# TASK:
Please copy every record below exactly, leaving out the pictures.

# RECORDS FOR PROCESSING:
******

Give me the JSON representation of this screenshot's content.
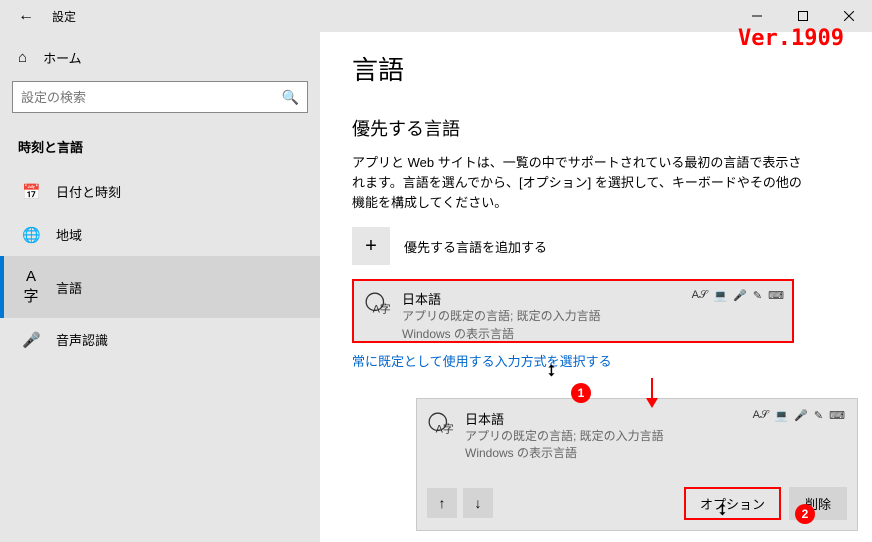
{
  "window": {
    "title": "設定"
  },
  "version_badge": "Ver.1909",
  "sidebar": {
    "home": "ホーム",
    "search_placeholder": "設定の検索",
    "section": "時刻と言語",
    "items": [
      {
        "label": "日付と時刻"
      },
      {
        "label": "地域"
      },
      {
        "label": "言語"
      },
      {
        "label": "音声認識"
      }
    ]
  },
  "content": {
    "title": "言語",
    "preferred_header": "優先する言語",
    "preferred_desc": "アプリと Web サイトは、一覧の中でサポートされている最初の言語で表示されます。言語を選んでから、[オプション] を選択して、キーボードやその他の機能を構成してください。",
    "add_label": "優先する言語を追加する",
    "lang": {
      "name": "日本語",
      "sub1": "アプリの既定の言語; 既定の入力言語",
      "sub2": "Windows の表示言語"
    },
    "truncated_link": "常に既定として使用する入力方式を選択する"
  },
  "expanded": {
    "name": "日本語",
    "sub1": "アプリの既定の言語; 既定の入力言語",
    "sub2": "Windows の表示言語",
    "options_label": "オプション",
    "delete_label": "削除"
  },
  "markers": {
    "one": "1",
    "two": "2"
  }
}
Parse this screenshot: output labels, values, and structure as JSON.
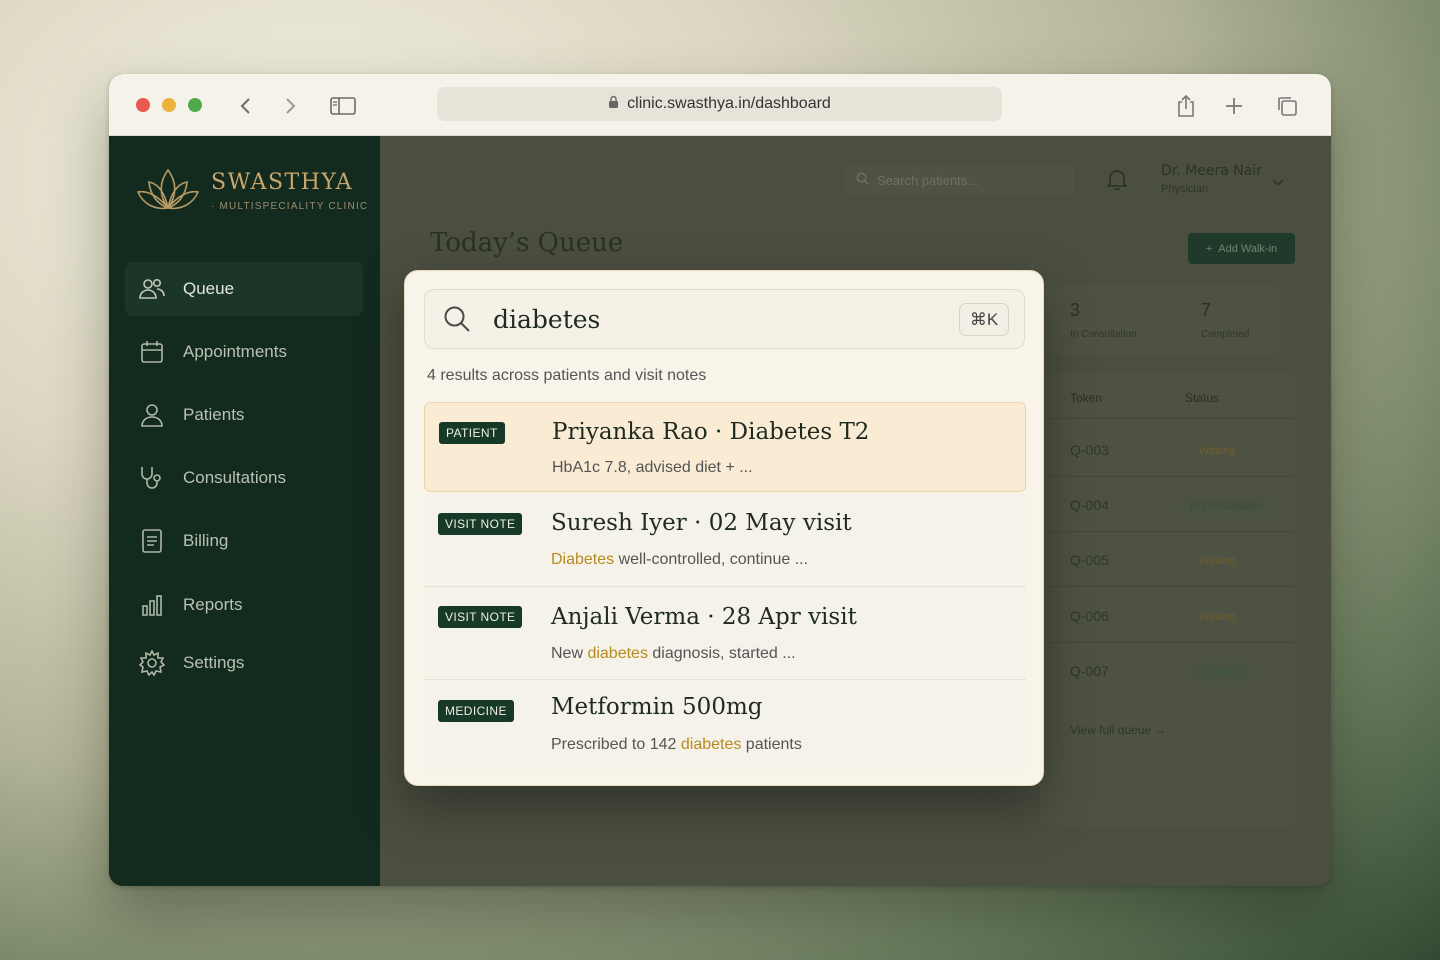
{
  "browser": {
    "url": "clinic.swasthya.in/dashboard"
  },
  "sidebar": {
    "brand_name": "SWASTHYA",
    "brand_tagline": "· MULTISPECIALITY CLINIC",
    "items": [
      {
        "label": "Queue",
        "icon": "users-icon",
        "active": true
      },
      {
        "label": "Appointments",
        "icon": "calendar-icon",
        "active": false
      },
      {
        "label": "Patients",
        "icon": "user-icon",
        "active": false
      },
      {
        "label": "Consultations",
        "icon": "stethoscope-icon",
        "active": false
      },
      {
        "label": "Billing",
        "icon": "document-icon",
        "active": false
      },
      {
        "label": "Reports",
        "icon": "bar-chart-icon",
        "active": false
      },
      {
        "label": "Settings",
        "icon": "gear-icon",
        "active": false
      }
    ]
  },
  "header": {
    "search_placeholder": "Search patients...",
    "user_name": "Dr. Meera Nair",
    "user_role": "Physician"
  },
  "main": {
    "page_title": "Today’s Queue",
    "add_walkin_label": "Add Walk-in",
    "stats": [
      {
        "value": "3",
        "label": "In Consultation"
      },
      {
        "value": "7",
        "label": "Completed"
      }
    ],
    "table": {
      "headers": [
        "Token",
        "Status"
      ],
      "rows": [
        {
          "token": "Q-003",
          "status": "Waiting"
        },
        {
          "token": "Q-004",
          "status": "In Consultation"
        },
        {
          "token": "Q-005",
          "status": "Waiting"
        },
        {
          "token": "Q-006",
          "status": "Waiting"
        },
        {
          "token": "Q-007",
          "status": "Completed"
        }
      ],
      "view_full_label": "View full queue"
    }
  },
  "search_modal": {
    "query": "diabetes",
    "shortcut": "⌘K",
    "results_summary": "4 results across patients and visit notes",
    "results": [
      {
        "tag": "PATIENT",
        "title": "Priyanka Rao · Diabetes T2",
        "sub_before": "HbA1c 7.8, advised diet + ...",
        "sub_highlight": "",
        "sub_after": "",
        "selected": true
      },
      {
        "tag": "VISIT NOTE",
        "title": "Suresh Iyer · 02 May visit",
        "sub_before": "",
        "sub_highlight": "Diabetes",
        "sub_after": " well-controlled, continue ..."
      },
      {
        "tag": "VISIT NOTE",
        "title": "Anjali Verma · 28 Apr visit",
        "sub_before": "New ",
        "sub_highlight": "diabetes",
        "sub_after": " diagnosis, started ..."
      },
      {
        "tag": "MEDICINE",
        "title": "Metformin 500mg",
        "sub_before": "Prescribed to 142 ",
        "sub_highlight": "diabetes",
        "sub_after": " patients"
      }
    ]
  },
  "colors": {
    "sidebar_bg": "#132a1f",
    "accent_gold": "#c9a66b",
    "highlight": "#b88a1f",
    "tag_bg": "#163a27"
  }
}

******

# ANSWER BOX:
Give me the JSON representation of this screenshot's content.
{
  "window": {
    "title": "設定"
  },
  "version_badge": "Ver.1909",
  "sidebar": {
    "home": "ホーム",
    "search_placeholder": "設定の検索",
    "section": "時刻と言語",
    "items": [
      {
        "label": "日付と時刻"
      },
      {
        "label": "地域"
      },
      {
        "label": "言語"
      },
      {
        "label": "音声認識"
      }
    ]
  },
  "content": {
    "title": "言語",
    "preferred_header": "優先する言語",
    "preferred_desc": "アプリと Web サイトは、一覧の中でサポートされている最初の言語で表示されます。言語を選んでから、[オプション] を選択して、キーボードやその他の機能を構成してください。",
    "add_label": "優先する言語を追加する",
    "lang": {
      "name": "日本語",
      "sub1": "アプリの既定の言語; 既定の入力言語",
      "sub2": "Windows の表示言語"
    },
    "truncated_link": "常に既定として使用する入力方式を選択する"
  },
  "expanded": {
    "name": "日本語",
    "sub1": "アプリの既定の言語; 既定の入力言語",
    "sub2": "Windows の表示言語",
    "options_label": "オプション",
    "delete_label": "削除"
  },
  "markers": {
    "one": "1",
    "two": "2"
  }
}
Parse this screenshot: output labels, values, and structure as JSON.
{
  "browser": {
    "url": "clinic.swasthya.in/dashboard"
  },
  "sidebar": {
    "brand_name": "SWASTHYA",
    "brand_tagline": "· MULTISPECIALITY CLINIC",
    "items": [
      {
        "label": "Queue",
        "icon": "users-icon",
        "active": true
      },
      {
        "label": "Appointments",
        "icon": "calendar-icon",
        "active": false
      },
      {
        "label": "Patients",
        "icon": "user-icon",
        "active": false
      },
      {
        "label": "Consultations",
        "icon": "stethoscope-icon",
        "active": false
      },
      {
        "label": "Billing",
        "icon": "document-icon",
        "active": false
      },
      {
        "label": "Reports",
        "icon": "bar-chart-icon",
        "active": false
      },
      {
        "label": "Settings",
        "icon": "gear-icon",
        "active": false
      }
    ]
  },
  "header": {
    "search_placeholder": "Search patients...",
    "user_name": "Dr. Meera Nair",
    "user_role": "Physician"
  },
  "main": {
    "page_title": "Today’s Queue",
    "add_walkin_label": "Add Walk-in",
    "stats": [
      {
        "value": "3",
        "label": "In Consultation"
      },
      {
        "value": "7",
        "label": "Completed"
      }
    ],
    "table": {
      "headers": [
        "Token",
        "Status"
      ],
      "rows": [
        {
          "token": "Q-003",
          "status": "Waiting"
        },
        {
          "token": "Q-004",
          "status": "In Consultation"
        },
        {
          "token": "Q-005",
          "status": "Waiting"
        },
        {
          "token": "Q-006",
          "status": "Waiting"
        },
        {
          "token": "Q-007",
          "status": "Completed"
        }
      ],
      "view_full_label": "View full queue"
    }
  },
  "search_modal": {
    "query": "diabetes",
    "shortcut": "⌘K",
    "results_summary": "4 results across patients and visit notes",
    "results": [
      {
        "tag": "PATIENT",
        "title": "Priyanka Rao · Diabetes T2",
        "sub_before": "HbA1c 7.8, advised diet + ...",
        "sub_highlight": "",
        "sub_after": "",
        "selected": true
      },
      {
        "tag": "VISIT NOTE",
        "title": "Suresh Iyer · 02 May visit",
        "sub_before": "",
        "sub_highlight": "Diabetes",
        "sub_after": " well-controlled, continue ..."
      },
      {
        "tag": "VISIT NOTE",
        "title": "Anjali Verma · 28 Apr visit",
        "sub_before": "New ",
        "sub_highlight": "diabetes",
        "sub_after": " diagnosis, started ..."
      },
      {
        "tag": "MEDICINE",
        "title": "Metformin 500mg",
        "sub_before": "Prescribed to 142 ",
        "sub_highlight": "diabetes",
        "sub_after": " patients"
      }
    ]
  },
  "colors": {
    "sidebar_bg": "#132a1f",
    "accent_gold": "#c9a66b",
    "highlight": "#b88a1f",
    "tag_bg": "#163a27"
  }
}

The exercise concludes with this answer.